Exploration is a critical task for a micromouse. The maze must be explored quickly, thoroughly and without error. Any mistakes made during exploration are likely to completely ruin your chances in any of the contests where there are search time or mouse handling penalties. In the Japan event, you don’t get very long in the first place so wasting time by restarting the exploration is not good.
Ideally, the micromouse will not stop moving unless it enters a dead end. Any turns other than that need to be very smooth and accurate. Possibly the most difficult formation to explore is a series of 90 degree turns one immediately after another. Here the mouse cannot use the side or diagonal sensors to reliably correct any forward errors and there is only a few mm of travel to correct any angular or lateral errors. In fact, corrections started by the side/diagonal sensors may simply put the mouse off course as the next turn comes up.
Attempting to run the entire exploration run by dead reckoning is difficult as errors can accumulate. More than a few cells and the errors may soon become uncorrectable. That said, if there is no wall ahead and the mouse has to turn, then it must do so based only on its internal estimate of position.
If there is a wall ahead in the cell where the turn is to take place, corrections can be made from that. The sum of the readings from the two forward-looking sensors give the distance to the wall and the difference gives the angular error.
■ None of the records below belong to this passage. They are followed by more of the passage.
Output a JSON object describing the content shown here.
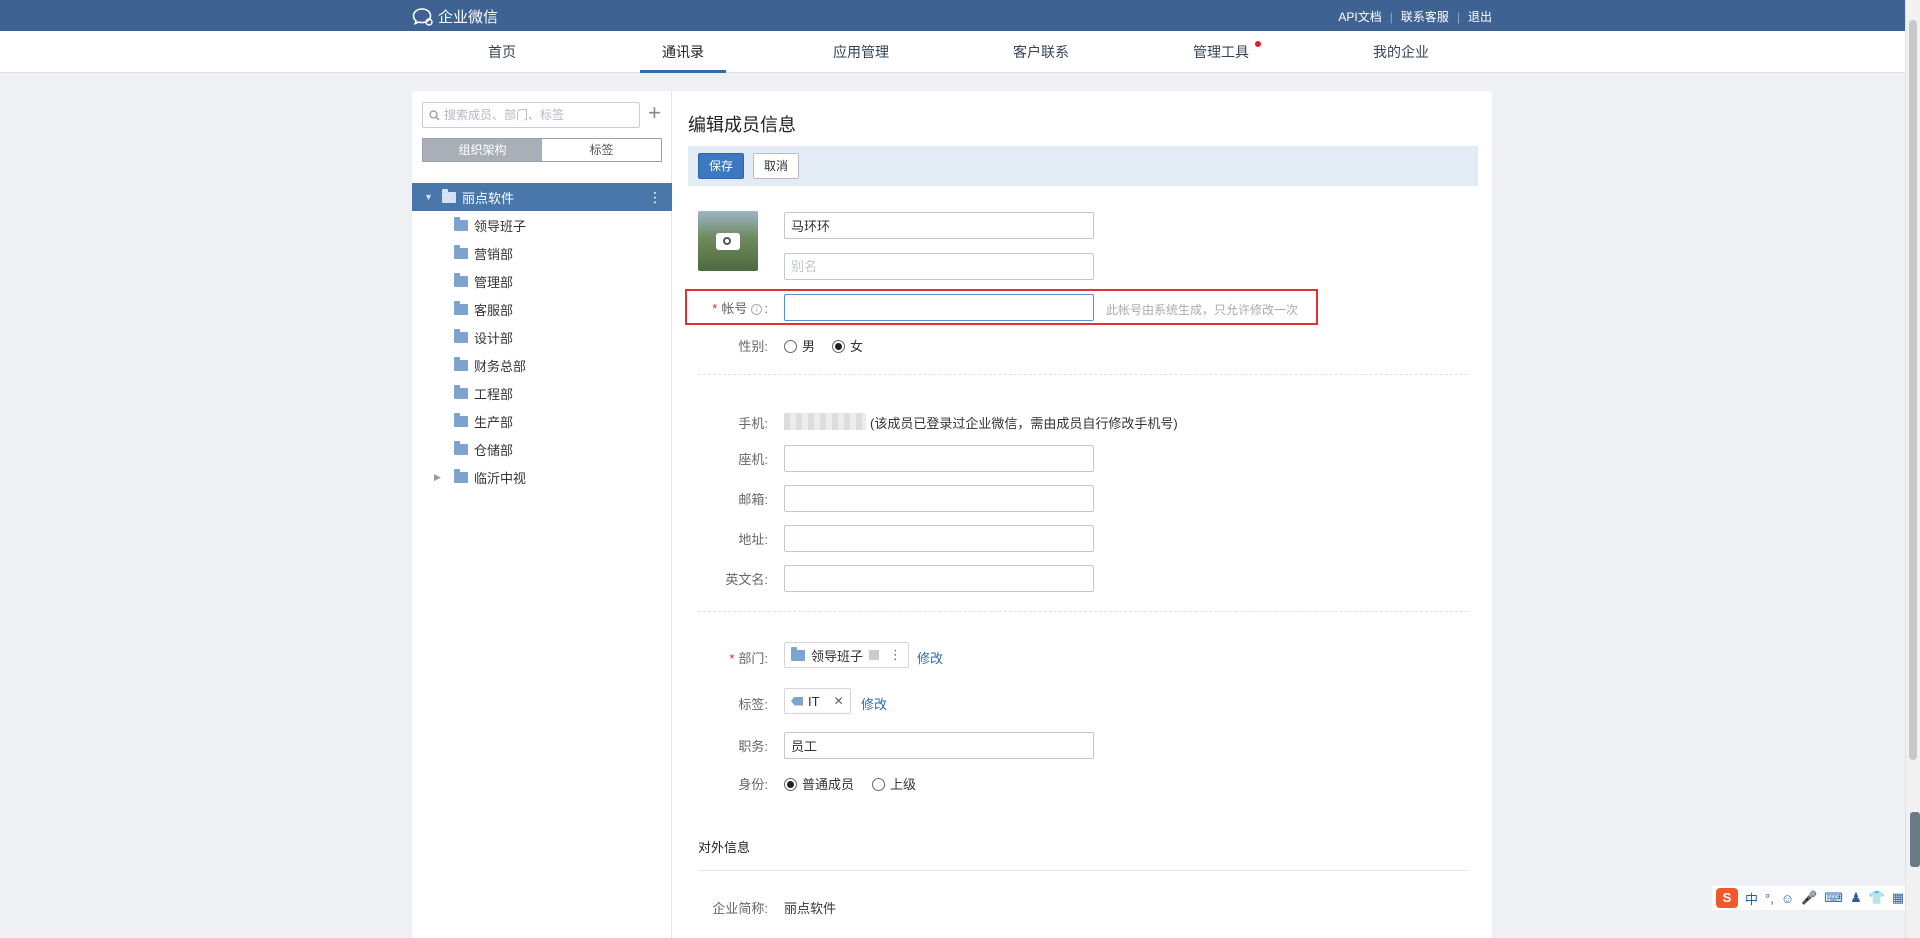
{
  "topbar": {
    "app_name": "企业微信",
    "links": [
      "API文档",
      "联系客服",
      "退出"
    ]
  },
  "nav": {
    "items": [
      "首页",
      "通讯录",
      "应用管理",
      "客户联系",
      "管理工具",
      "我的企业"
    ],
    "active": "通讯录"
  },
  "sidebar": {
    "search_placeholder": "搜索成员、部门、标签",
    "tabs": [
      "组织架构",
      "标签"
    ],
    "active_tab": "组织架构",
    "root": "丽点软件",
    "departments": [
      "领导班子",
      "营销部",
      "管理部",
      "客服部",
      "设计部",
      "财务总部",
      "工程部",
      "生产部",
      "仓储部",
      "临沂中视"
    ]
  },
  "form": {
    "title": "编辑成员信息",
    "save_label": "保存",
    "cancel_label": "取消",
    "name_value": "马环环",
    "alias_placeholder": "别名",
    "account_label": "帐号",
    "account_hint": "此帐号由系统生成，只允许修改一次",
    "gender_label": "性别:",
    "gender_male": "男",
    "gender_female": "女",
    "gender_selected": "女",
    "phone_label": "手机:",
    "phone_note": "(该成员已登录过企业微信，需由成员自行修改手机号)",
    "landline_label": "座机:",
    "email_label": "邮箱:",
    "address_label": "地址:",
    "english_name_label": "英文名:",
    "department_label": "部门:",
    "department_value": "领导班子",
    "modify_label": "修改",
    "tag_label": "标签:",
    "tag_value": "IT",
    "tag_remove": "✕",
    "position_label": "职务:",
    "position_value": "员工",
    "identity_label": "身份:",
    "identity_member": "普通成员",
    "identity_superior": "上级",
    "identity_selected": "普通成员",
    "external_title": "对外信息",
    "company_short_label": "企业简称:",
    "company_short_value": "丽点软件"
  },
  "ime": {
    "logo": "S",
    "mode": "中"
  },
  "colors": {
    "topbar": "#3e6393",
    "accent": "#2f6bad",
    "selected_row": "#4a77ab",
    "highlight_box": "#e33030"
  }
}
Using these values to correct forward positional errors and as feedback for the rotation controller can be very effective in making sure that the turn happens exactly where it should. Naturally, the walls in any maze vary so the turning position may also vary by a few mm but, done right, these errors should average out.
Part of the preparation of Decimus 4B for the Taiwan 2014 contest is fine tuning the exploration. The video below shows Decimus 4B performing a search with one key difference. Instead of examining the maze to determine the best route to the goal, the mouse just makes a random turn. The maze here has only posts except for the bounding walls. Corrections can only be performed when a turn has a wall ahead of it. Otherwise, they are all done by dead-reckoning.